How can I write about public relations?

Let's look at some pointers to assist you become a better public relations writer.

  1. Open with a strong, compelling lead.
  2. Read your copy aloud.
  3. Say more with less.
  4. Immerse yourself in written content.
  5. Eliminate passive voice.
  6. Let your copy breathe.
  7. Keep writing.

What’s the purpose of public relations for a company?

The numerous strategies used by a corporation to distribute messages about its goods, services, or general image to its customers, workers, stockholders, suppliers, or other interested members of the community are referred to as public relations. The goal of public relations is to persuade the public to think favorably of the firm and its products.

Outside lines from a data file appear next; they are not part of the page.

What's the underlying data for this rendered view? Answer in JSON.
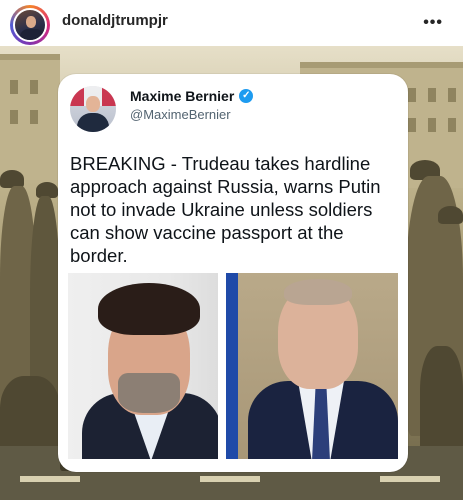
{
  "post": {
    "username": "donaldjtrumpjr",
    "more_label": "•••"
  },
  "tweet": {
    "display_name": "Maxime Bernier",
    "handle": "@MaximeBernier",
    "text": "BREAKING - Trudeau takes hardline approach against Russia, warns Putin not to invade Ukraine unless soldiers can show vaccine passport at the border.",
    "verified_icon": "check-badge-icon"
  },
  "colors": {
    "verified_blue": "#1d9bf0",
    "text_primary": "#0f1419",
    "text_secondary": "#536471"
  }
}
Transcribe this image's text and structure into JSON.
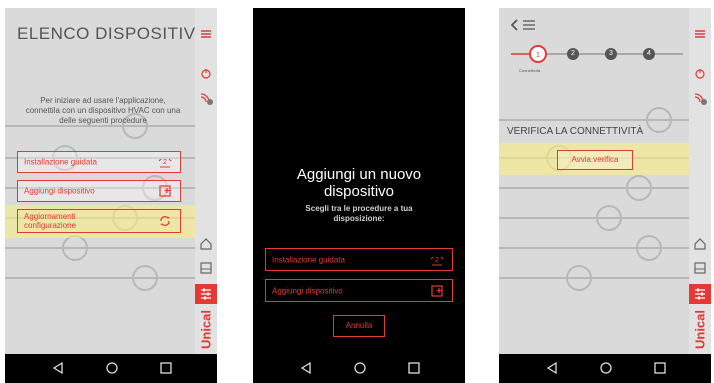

This may be accomplished by advertising, direct marketing, word of mouth, etc.

Public relations is also used to describe the efforts that large companies make to create and maintain a positive image with their employees, customers, and the media. The term "public relations officer" (PRO) is commonly used to describe someone in an organization who is responsible for developing and executing plans for promoting the company's image.

A successful public relations campaign can increase sales, but it can also have a negative effect on sales if it creates a bad image for the company. Public relations is therefore a form of communication strategy that allows businesses to communicate their message directly to their audience.

There are three main goals of public relations: 1 to establish a company image 2 to achieve customer satisfaction 3 to build goodwill.

Image is defined as a mental representation of a person or thing created by our thoughts and feelings about them. When you think of Apple, do you imagine a computer company or a music company? Both! Apple's image is actually made up of many different images including creative genius, technological innovation, and expensive consumer products.

About Article Author

Jennifer Williams

Jennifer Williams is a published writer and editor. She has been published in The New York Times, The Paris Review, The Boston Globe, among other places. Jennifer's work often deals with the challenges of being a woman in today's world, using humor and emotion to convey her message.


AuthorsCast.com is a participant in the Amazon Services LLC Associates Program, an affiliate advertising program designed to provide a means for sites to earn advertising fees by advertising and linking to Amazon.com.

Related posts